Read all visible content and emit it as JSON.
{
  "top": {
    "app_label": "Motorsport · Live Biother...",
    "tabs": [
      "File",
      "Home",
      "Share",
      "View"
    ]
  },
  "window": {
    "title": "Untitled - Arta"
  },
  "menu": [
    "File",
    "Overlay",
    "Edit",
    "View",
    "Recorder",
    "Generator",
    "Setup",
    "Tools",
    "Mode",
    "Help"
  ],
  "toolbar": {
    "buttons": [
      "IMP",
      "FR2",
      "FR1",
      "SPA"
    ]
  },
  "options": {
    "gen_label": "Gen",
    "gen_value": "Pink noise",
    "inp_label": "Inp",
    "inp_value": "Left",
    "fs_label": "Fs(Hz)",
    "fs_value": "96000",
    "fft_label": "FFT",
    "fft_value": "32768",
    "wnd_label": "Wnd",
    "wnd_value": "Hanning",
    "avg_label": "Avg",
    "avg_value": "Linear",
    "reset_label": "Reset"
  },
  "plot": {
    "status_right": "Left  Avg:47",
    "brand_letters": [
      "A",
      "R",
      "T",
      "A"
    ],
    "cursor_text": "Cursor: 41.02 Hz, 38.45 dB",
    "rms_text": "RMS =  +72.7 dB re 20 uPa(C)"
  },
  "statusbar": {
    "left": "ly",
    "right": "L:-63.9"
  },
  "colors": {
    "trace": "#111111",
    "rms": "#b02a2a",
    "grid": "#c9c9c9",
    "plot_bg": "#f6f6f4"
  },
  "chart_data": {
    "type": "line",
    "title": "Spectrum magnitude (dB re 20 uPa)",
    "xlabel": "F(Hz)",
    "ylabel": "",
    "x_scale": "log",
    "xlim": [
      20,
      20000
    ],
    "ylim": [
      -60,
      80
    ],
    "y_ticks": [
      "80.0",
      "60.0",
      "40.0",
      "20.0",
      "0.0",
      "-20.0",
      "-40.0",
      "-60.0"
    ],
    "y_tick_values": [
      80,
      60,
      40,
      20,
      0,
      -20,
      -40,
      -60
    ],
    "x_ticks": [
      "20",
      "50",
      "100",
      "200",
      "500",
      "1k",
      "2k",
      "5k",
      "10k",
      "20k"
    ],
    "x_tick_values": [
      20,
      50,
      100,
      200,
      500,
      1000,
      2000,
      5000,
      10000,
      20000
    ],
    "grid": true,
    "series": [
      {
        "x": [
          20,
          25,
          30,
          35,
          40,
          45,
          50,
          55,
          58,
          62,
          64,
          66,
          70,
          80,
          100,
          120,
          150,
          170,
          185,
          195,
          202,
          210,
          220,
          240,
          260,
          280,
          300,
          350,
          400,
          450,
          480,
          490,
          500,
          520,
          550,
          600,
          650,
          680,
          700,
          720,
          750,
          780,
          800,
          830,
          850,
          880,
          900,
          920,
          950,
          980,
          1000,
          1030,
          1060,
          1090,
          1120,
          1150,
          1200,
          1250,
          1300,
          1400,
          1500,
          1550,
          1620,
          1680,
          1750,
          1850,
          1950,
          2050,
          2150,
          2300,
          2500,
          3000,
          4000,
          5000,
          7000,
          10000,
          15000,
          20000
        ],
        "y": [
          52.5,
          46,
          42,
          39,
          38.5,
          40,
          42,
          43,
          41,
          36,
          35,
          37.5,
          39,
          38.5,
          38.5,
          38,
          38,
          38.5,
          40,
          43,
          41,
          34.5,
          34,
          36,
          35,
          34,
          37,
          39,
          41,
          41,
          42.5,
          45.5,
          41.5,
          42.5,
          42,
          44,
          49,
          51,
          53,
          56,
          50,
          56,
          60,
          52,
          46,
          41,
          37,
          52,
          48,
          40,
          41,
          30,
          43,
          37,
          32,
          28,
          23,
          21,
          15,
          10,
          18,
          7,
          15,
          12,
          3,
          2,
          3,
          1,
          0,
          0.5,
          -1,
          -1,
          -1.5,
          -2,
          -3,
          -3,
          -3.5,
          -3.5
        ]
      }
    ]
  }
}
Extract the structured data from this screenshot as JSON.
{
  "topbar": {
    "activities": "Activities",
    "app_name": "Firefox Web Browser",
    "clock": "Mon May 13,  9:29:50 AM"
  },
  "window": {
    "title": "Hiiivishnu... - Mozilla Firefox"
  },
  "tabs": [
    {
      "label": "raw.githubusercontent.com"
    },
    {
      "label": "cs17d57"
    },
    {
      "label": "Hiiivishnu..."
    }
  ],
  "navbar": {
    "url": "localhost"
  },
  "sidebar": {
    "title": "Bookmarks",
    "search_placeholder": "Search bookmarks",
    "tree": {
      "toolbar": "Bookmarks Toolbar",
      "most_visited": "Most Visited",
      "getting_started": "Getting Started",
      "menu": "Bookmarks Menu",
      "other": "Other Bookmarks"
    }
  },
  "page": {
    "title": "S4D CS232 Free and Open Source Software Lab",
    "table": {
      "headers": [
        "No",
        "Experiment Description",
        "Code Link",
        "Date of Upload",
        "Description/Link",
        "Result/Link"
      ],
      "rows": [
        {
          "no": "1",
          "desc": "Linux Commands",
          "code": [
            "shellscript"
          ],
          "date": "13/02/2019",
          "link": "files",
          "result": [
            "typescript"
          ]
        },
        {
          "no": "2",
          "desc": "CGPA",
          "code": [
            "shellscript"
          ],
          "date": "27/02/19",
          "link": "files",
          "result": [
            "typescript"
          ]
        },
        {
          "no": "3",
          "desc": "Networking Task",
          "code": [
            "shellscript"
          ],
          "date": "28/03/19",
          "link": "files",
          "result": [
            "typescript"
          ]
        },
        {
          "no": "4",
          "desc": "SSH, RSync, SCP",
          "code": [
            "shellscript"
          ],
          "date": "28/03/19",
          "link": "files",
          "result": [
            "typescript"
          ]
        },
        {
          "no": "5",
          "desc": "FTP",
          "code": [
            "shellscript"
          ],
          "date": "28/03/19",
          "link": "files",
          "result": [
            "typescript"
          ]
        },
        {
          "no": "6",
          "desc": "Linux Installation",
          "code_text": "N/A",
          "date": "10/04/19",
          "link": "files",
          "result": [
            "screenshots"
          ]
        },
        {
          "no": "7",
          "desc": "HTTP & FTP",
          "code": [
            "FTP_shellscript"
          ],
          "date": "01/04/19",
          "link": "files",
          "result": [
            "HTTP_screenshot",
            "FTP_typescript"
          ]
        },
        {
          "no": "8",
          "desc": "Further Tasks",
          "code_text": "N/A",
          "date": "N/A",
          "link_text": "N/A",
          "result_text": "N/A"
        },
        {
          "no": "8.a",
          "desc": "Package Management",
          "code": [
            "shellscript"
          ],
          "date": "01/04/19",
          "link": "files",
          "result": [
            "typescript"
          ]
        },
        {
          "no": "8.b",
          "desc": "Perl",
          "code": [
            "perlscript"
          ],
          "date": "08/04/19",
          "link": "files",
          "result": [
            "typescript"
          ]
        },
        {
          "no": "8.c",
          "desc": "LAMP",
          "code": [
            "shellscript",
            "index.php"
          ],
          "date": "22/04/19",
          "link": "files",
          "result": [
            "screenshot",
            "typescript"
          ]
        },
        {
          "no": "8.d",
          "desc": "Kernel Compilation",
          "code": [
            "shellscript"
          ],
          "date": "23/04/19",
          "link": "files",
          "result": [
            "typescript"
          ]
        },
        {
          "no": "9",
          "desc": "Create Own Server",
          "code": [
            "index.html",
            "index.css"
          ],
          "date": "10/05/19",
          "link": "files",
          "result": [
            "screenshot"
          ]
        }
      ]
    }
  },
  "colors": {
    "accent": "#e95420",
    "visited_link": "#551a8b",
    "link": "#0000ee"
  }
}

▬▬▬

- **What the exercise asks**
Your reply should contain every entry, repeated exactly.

- **Response area**
Read all visible content and emit it as JSON.
{
  "top": {
    "app_label": "Motorsport · Live Biother...",
    "tabs": [
      "File",
      "Home",
      "Share",
      "View"
    ]
  },
  "window": {
    "title": "Untitled - Arta"
  },
  "menu": [
    "File",
    "Overlay",
    "Edit",
    "View",
    "Recorder",
    "Generator",
    "Setup",
    "Tools",
    "Mode",
    "Help"
  ],
  "toolbar": {
    "buttons": [
      "IMP",
      "FR2",
      "FR1",
      "SPA"
    ]
  },
  "options": {
    "gen_label": "Gen",
    "gen_value": "Pink noise",
    "inp_label": "Inp",
    "inp_value": "Left",
    "fs_label": "Fs(Hz)",
    "fs_value": "96000",
    "fft_label": "FFT",
    "fft_value": "32768",
    "wnd_label": "Wnd",
    "wnd_value": "Hanning",
    "avg_label": "Avg",
    "avg_value": "Linear",
    "reset_label": "Reset"
  },
  "plot": {
    "status_right": "Left  Avg:47",
    "brand_letters": [
      "A",
      "R",
      "T",
      "A"
    ],
    "cursor_text": "Cursor: 41.02 Hz, 38.45 dB",
    "rms_text": "RMS =  +72.7 dB re 20 uPa(C)"
  },
  "statusbar": {
    "left": "ly",
    "right": "L:-63.9"
  },
  "colors": {
    "trace": "#111111",
    "rms": "#b02a2a",
    "grid": "#c9c9c9",
    "plot_bg": "#f6f6f4"
  },
  "chart_data": {
    "type": "line",
    "title": "Spectrum magnitude (dB re 20 uPa)",
    "xlabel": "F(Hz)",
    "ylabel": "",
    "x_scale": "log",
    "xlim": [
      20,
      20000
    ],
    "ylim": [
      -60,
      80
    ],
    "y_ticks": [
      "80.0",
      "60.0",
      "40.0",
      "20.0",
      "0.0",
      "-20.0",
      "-40.0",
      "-60.0"
    ],
    "y_tick_values": [
      80,
      60,
      40,
      20,
      0,
      -20,
      -40,
      -60
    ],
    "x_ticks": [
      "20",
      "50",
      "100",
      "200",
      "500",
      "1k",
      "2k",
      "5k",
      "10k",
      "20k"
    ],
    "x_tick_values": [
      20,
      50,
      100,
      200,
      500,
      1000,
      2000,
      5000,
      10000,
      20000
    ],
    "grid": true,
    "series": [
      {
        "x": [
          20,
          25,
          30,
          35,
          40,
          45,
          50,
          55,
          58,
          62,
          64,
          66,
          70,
          80,
          100,
          120,
          150,
          170,
          185,
          195,
          202,
          210,
          220,
          240,
          260,
          280,
          300,
          350,
          400,
          450,
          480,
          490,
          500,
          520,
          550,
          600,
          650,
          680,
          700,
          720,
          750,
          780,
          800,
          830,
          850,
          880,
          900,
          920,
          950,
          980,
          1000,
          1030,
          1060,
          1090,
          1120,
          1150,
          1200,
          1250,
          1300,
          1400,
          1500,
          1550,
          1620,
          1680,
          1750,
          1850,
          1950,
          2050,
          2150,
          2300,
          2500,
          3000,
          4000,
          5000,
          7000,
          10000,
          15000,
          20000
        ],
        "y": [
          52.5,
          46,
          42,
          39,
          38.5,
          40,
          42,
          43,
          41,
          36,
          35,
          37.5,
          39,
          38.5,
          38.5,
          38,
          38,
          38.5,
          40,
          43,
          41,
          34.5,
          34,
          36,
          35,
          34,
          37,
          39,
          41,
          41,
          42.5,
          45.5,
          41.5,
          42.5,
          42,
          44,
          49,
          51,
          53,
          56,
          50,
          56,
          60,
          52,
          46,
          41,
          37,
          52,
          48,
          40,
          41,
          30,
          43,
          37,
          32,
          28,
          23,
          21,
          15,
          10,
          18,
          7,
          15,
          12,
          3,
          2,
          3,
          1,
          0,
          0.5,
          -1,
          -1,
          -1.5,
          -2,
          -3,
          -3,
          -3.5,
          -3.5
        ]
      }
    ]
  }
}
Extract the structured data from this screenshot as JSON.
{
  "topbar": {
    "activities": "Activities",
    "app_name": "Firefox Web Browser",
    "clock": "Mon May 13,  9:29:50 AM"
  },
  "window": {
    "title": "Hiiivishnu... - Mozilla Firefox"
  },
  "tabs": [
    {
      "label": "raw.githubusercontent.com"
    },
    {
      "label": "cs17d57"
    },
    {
      "label": "Hiiivishnu..."
    }
  ],
  "navbar": {
    "url": "localhost"
  },
  "sidebar": {
    "title": "Bookmarks",
    "search_placeholder": "Search bookmarks",
    "tree": {
      "toolbar": "Bookmarks Toolbar",
      "most_visited": "Most Visited",
      "getting_started": "Getting Started",
      "menu": "Bookmarks Menu",
      "other": "Other Bookmarks"
    }
  },
  "page": {
    "title": "S4D CS232 Free and Open Source Software Lab",
    "table": {
      "headers": [
        "No",
        "Experiment Description",
        "Code Link",
        "Date of Upload",
        "Description/Link",
        "Result/Link"
      ],
      "rows": [
        {
          "no": "1",
          "desc": "Linux Commands",
          "code": [
            "shellscript"
          ],
          "date": "13/02/2019",
          "link": "files",
          "result": [
            "typescript"
          ]
        },
        {
          "no": "2",
          "desc": "CGPA",
          "code": [
            "shellscript"
          ],
          "date": "27/02/19",
          "link": "files",
          "result": [
            "typescript"
          ]
        },
        {
          "no": "3",
          "desc": "Networking Task",
          "code": [
            "shellscript"
          ],
          "date": "28/03/19",
          "link": "files",
          "result": [
            "typescript"
          ]
        },
        {
          "no": "4",
          "desc": "SSH, RSync, SCP",
          "code": [
            "shellscript"
          ],
          "date": "28/03/19",
          "link": "files",
          "result": [
            "typescript"
          ]
        },
        {
          "no": "5",
          "desc": "FTP",
          "code": [
            "shellscript"
          ],
          "date": "28/03/19",
          "link": "files",
          "result": [
            "typescript"
          ]
        },
        {
          "no": "6",
          "desc": "Linux Installation",
          "code_text": "N/A",
          "date": "10/04/19",
          "link": "files",
          "result": [
            "screenshots"
          ]
        },
        {
          "no": "7",
          "desc": "HTTP & FTP",
          "code": [
            "FTP_shellscript"
          ],
          "date": "01/04/19",
          "link": "files",
          "result": [
            "HTTP_screenshot",
            "FTP_typescript"
          ]
        },
        {
          "no": "8",
          "desc": "Further Tasks",
          "code_text": "N/A",
          "date": "N/A",
          "link_text": "N/A",
          "result_text": "N/A"
        },
        {
          "no": "8.a",
          "desc": "Package Management",
          "code": [
            "shellscript"
          ],
          "date": "01/04/19",
          "link": "files",
          "result": [
            "typescript"
          ]
        },
        {
          "no": "8.b",
          "desc": "Perl",
          "code": [
            "perlscript"
          ],
          "date": "08/04/19",
          "link": "files",
          "result": [
            "typescript"
          ]
        },
        {
          "no": "8.c",
          "desc": "LAMP",
          "code": [
            "shellscript",
            "index.php"
          ],
          "date": "22/04/19",
          "link": "files",
          "result": [
            "screenshot",
            "typescript"
          ]
        },
        {
          "no": "8.d",
          "desc": "Kernel Compilation",
          "code": [
            "shellscript"
          ],
          "date": "23/04/19",
          "link": "files",
          "result": [
            "typescript"
          ]
        },
        {
          "no": "9",
          "desc": "Create Own Server",
          "code": [
            "index.html",
            "index.css"
          ],
          "date": "10/05/19",
          "link": "files",
          "result": [
            "screenshot"
          ]
        }
      ]
    }
  },
  "colors": {
    "accent": "#e95420",
    "visited_link": "#551a8b",
    "link": "#0000ee"
  }
}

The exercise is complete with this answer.